"Wins and losses are just information," is a phrase Derek Fisher uses fairly frequently.
Fisher’s point, we think, is to avoid getting trapped in the moment. Don’t believe everything is perfect after a win or that the sky is falling after a loss. Learn from mistakes made in a game -- regardless of the result -- and use the lessons to improve going forward.
It seems to be a sound philosophy for a team attempting to rebuild in a major media market.
If the New York Knicks have applied Fisher’s mantra to their past 11 games, they probably learned a lot about themselves.
All of their opponents during that stretch were over .500; they won five of the 11 games.
A 5-6 record is no reason to throw a parade, of course. But considering the Knicks started the 11-game stretch at 1-4, the final record should give them reason to be optimistic.
Below, we take a look at three things worth noting during the 11-game period:
A different Melo? Carmelo Anthony has been handing out assists at or near career-high rates for most of the season. We’ve covered that in-depth here. But the past four games, in particular, showed how effective both Anthony and the Knicks can be when he shares the ball.
Anthony has averaged 4.8 assists per game over the past four games, more than one assist higher than his season average. His passing has also created 12 points per game for the Knicks. That’s three more points than his season average.
Maybe it’s just coincidental, but the Knicks played four of their best games of the season during that stretch. They beat Atlanta at home and on the road and topped Miami on the road before losing to San Antonio.
The final play of their one-point loss to San Antonio on Friday was indicative of Anthony’s approach to passing. He had the ball in his hands with the Knicks down one. Instead of taking a contested shot, Anthony drew three defenders to him and found Jose Calderon in the corner for a 3-point attempt. Calderon’s shot didn’t fall. It was the right play, but the wrong result and maybe something worth applying Fisher's philosophy to.
One thing to watch with the Knicks going forward: will Anthony continue to share the ball and trust in his teammates as explored here? It certainly seems to be something he’s committed to.
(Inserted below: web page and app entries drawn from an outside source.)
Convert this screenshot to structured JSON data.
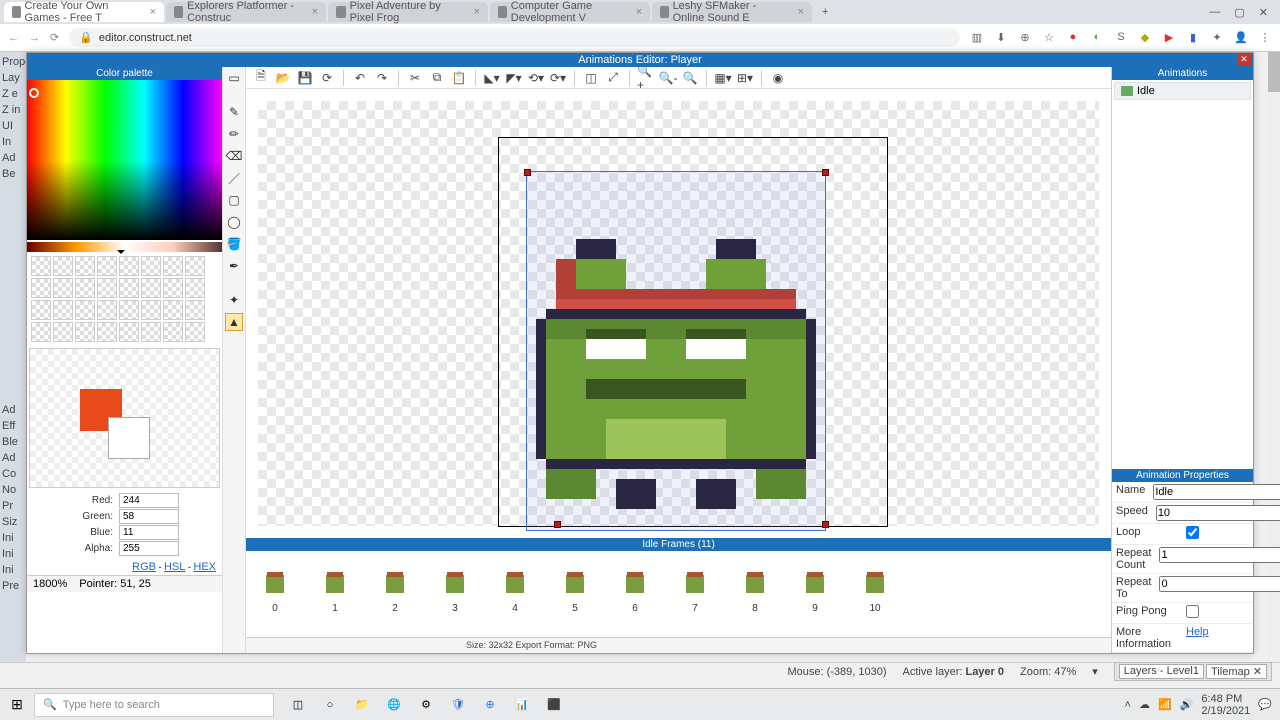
{
  "browser": {
    "tabs": [
      "Create Your Own Games - Free T",
      "Explorers Platformer - Construc",
      "Pixel Adventure by Pixel Frog",
      "Computer Game Development V",
      "Leshy SFMaker - Online Sound E"
    ],
    "url": "editor.construct.net"
  },
  "leftStrip": [
    "Prope",
    "Lay",
    "Z e",
    "Z in",
    "UI",
    "In",
    "Ad",
    "Be",
    "",
    "",
    "",
    "",
    "",
    "",
    "",
    "",
    "",
    "",
    "",
    "",
    "",
    "",
    "",
    "Ad",
    "Eff",
    "Ble",
    "Ad",
    "Co",
    "No",
    "Pr",
    "Siz",
    "Ini",
    "Ini",
    "Ini",
    "Pre"
  ],
  "moreInfoLabel": "More information",
  "helpLink": "Help",
  "window": {
    "title": "Animations Editor: Player",
    "colorPaletteTitle": "Color palette",
    "rgba": {
      "red": "244",
      "green": "58",
      "blue": "11",
      "alpha": "255"
    },
    "rgbLabels": {
      "r": "Red:",
      "g": "Green:",
      "b": "Blue:",
      "a": "Alpha:"
    },
    "colorModes": [
      "RGB",
      "HSL",
      "HEX"
    ],
    "zoom": "1800%",
    "pointer": "Pointer: 51, 25",
    "canvasStatus": "Size: 32x32    Export Format: PNG",
    "framesTitle": "Idle Frames (11)",
    "frames": [
      "0",
      "1",
      "2",
      "3",
      "4",
      "5",
      "6",
      "7",
      "8",
      "9",
      "10"
    ],
    "animationsTitle": "Animations",
    "animList": [
      "Idle"
    ],
    "animPropsTitle": "Animation Properties",
    "props": {
      "nameK": "Name",
      "nameV": "Idle",
      "speedK": "Speed",
      "speedV": "10",
      "loopK": "Loop",
      "repeatCountK": "Repeat Count",
      "repeatCountV": "1",
      "repeatToK": "Repeat To",
      "repeatToV": "0",
      "pingPongK": "Ping Pong",
      "moreK": "More Information",
      "moreV": "Help"
    }
  },
  "statusBar": {
    "mouse": "Mouse: (-389, 1030)",
    "layer": "Active layer: ",
    "layerName": "Layer 0",
    "zoom": "Zoom: 47%",
    "tabs": [
      "Layers - Level1",
      "Tilemap ✕"
    ]
  },
  "taskbar": {
    "search": "Type here to search",
    "time": "6:48 PM",
    "date": "2/19/2021"
  }
}
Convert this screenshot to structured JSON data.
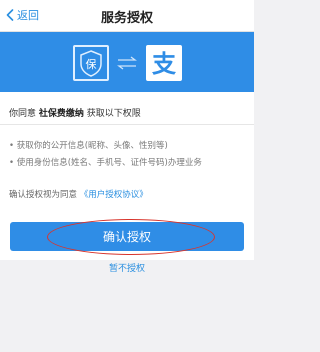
{
  "navbar": {
    "back_label": "返回",
    "title": "服务授权"
  },
  "banner": {
    "left_logo_char": "保",
    "right_logo_char": "支"
  },
  "consent": {
    "prefix": "你同意",
    "app_name": "社保费缴纳",
    "suffix": "获取以下权限"
  },
  "permissions": [
    "• 获取你的公开信息(昵称、头像、性别等)",
    "• 使用身份信息(姓名、手机号、证件号码)办理业务"
  ],
  "agreement": {
    "prefix": "确认授权视为同意",
    "link": "《用户授权协议》"
  },
  "buttons": {
    "confirm": "确认授权",
    "later": "暂不授权"
  },
  "colors": {
    "brand_blue": "#2f8de6",
    "link_blue": "#2a8fe0",
    "annotation_red": "#d8352d"
  }
}
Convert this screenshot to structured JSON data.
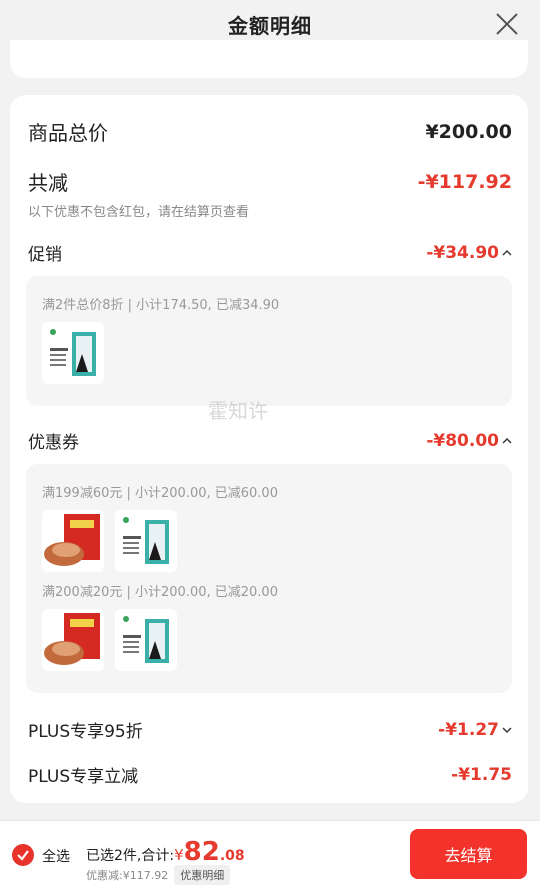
{
  "header": {
    "title": "金额明细"
  },
  "total": {
    "label": "商品总价",
    "value": "¥200.00"
  },
  "reduce": {
    "label": "共减",
    "value": "-¥117.92",
    "note": "以下优惠不包含红包，请在结算页查看"
  },
  "promo": {
    "label": "促销",
    "value": "-¥34.90",
    "rule": "满2件总价8折 | 小计174.50, 已减34.90"
  },
  "coupon": {
    "label": "优惠券",
    "value": "-¥80.00",
    "rule1": "满199减60元 | 小计200.00, 已减60.00",
    "rule2": "满200减20元 | 小计200.00, 已减20.00"
  },
  "plus": {
    "label": "PLUS专享95折",
    "value": "-¥1.27"
  },
  "plus_reduce": {
    "label": "PLUS专享立减",
    "value": "-¥1.75"
  },
  "watermark": "霍知许",
  "footer": {
    "select_all": "全选",
    "selected_text": "已选2件,合计:",
    "currency": "¥",
    "price_int": "82",
    "price_dec": ".08",
    "discount_text": "优惠减:¥117.92",
    "detail_btn": "优惠明细",
    "checkout": "去结算"
  },
  "colors": {
    "accent": "#e63a2e",
    "button": "#f2322b"
  }
}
Porzingis pushes forward: Kristaps Porzingis had one of the finest offensive games of his young career on Friday against the Spurs. He finished with 28 points and 11 rebounds while going up at times against LaMarcus Aldridge and Tim Duncan. It was type of performance that we saw with greater frequency earlier in the season before Porzingis' scoring dip.
Is it a sign of things to come for the rookie? Maybe. It's way too early to draw any conclusions.
But as ESPN’s Luke Knox points out, Porzingis has been making a consistent impact on the defensive end for New York. He and Robin Lopez have helped establish the Knicks as one of the top rim-defending clubs in the NBA.
According to Knox, Porzingis is one of the NBA’s top defenders when measured by his opponents field goal percentage on shots within six feet of the rim. So the rookie seems to have plenty of value, even when his shot isn't falling.
One more factor worth keeping an eye on with Porzingis: he played a little more than 1,000 minutes last season in Spain. He’s approaching that total already and will likely eclipse it on Sunday against the Milwaukee Bucks. He's already on pace to more than double his minutes total from last season.
It will be interesting to see how the Knicks approach his minutes from here on out.
Fisher pushing buttons: Fisher has been criticized often this season for his in-game substitutions and general decision-making. But the second-year coach deserves credit for a recent rotation tweak that seems to be paying dividends. Starting with the Knicks' home game against the Hawks on Jan. 3, Fisher cut his rotation from 10-11 players to nine. The move left Kyle O'Quinn and Sasha Vujacic out of the rotation and increased minutes for Porzingis and Lopez.
The Knicks have won four of five since the switch, and at least some of the success should be attributed to Porzingis getting minutes at center in the second unit and playing more alongside Lopez.
It will be interesting to see if Fisher sticks with this rotation or continues to tweak his lineups. One more note on Fisher: his Knicks have struggled at times to execute coming out of a timeout. But on Friday against the Spurs, the Knicks ran a solid out-of-bounds play coming out of a timeout that ended with an alley-oop to Porzingis. We assume that was Fisher’s call, and if so, it was a good one. Fisher then elected not to call timeout on the Knicks’ last possession, which ended with the Calderon missed 3-pointer. You can certainly quibble with that decision if you’d like. It seemed like a solid one from our perspective as it didn't allow San Antonio to set up its defense.
Looking ahead, the next test for Fisher and the Knicks is to find some consistency.
New York has had four separate losing streaks of at least three games, and three separate winning streaks of at least three games. Are they in the midst of another losing streak? We’ll find out Sunday night when they host the Milwaukee Bucks at the Garden.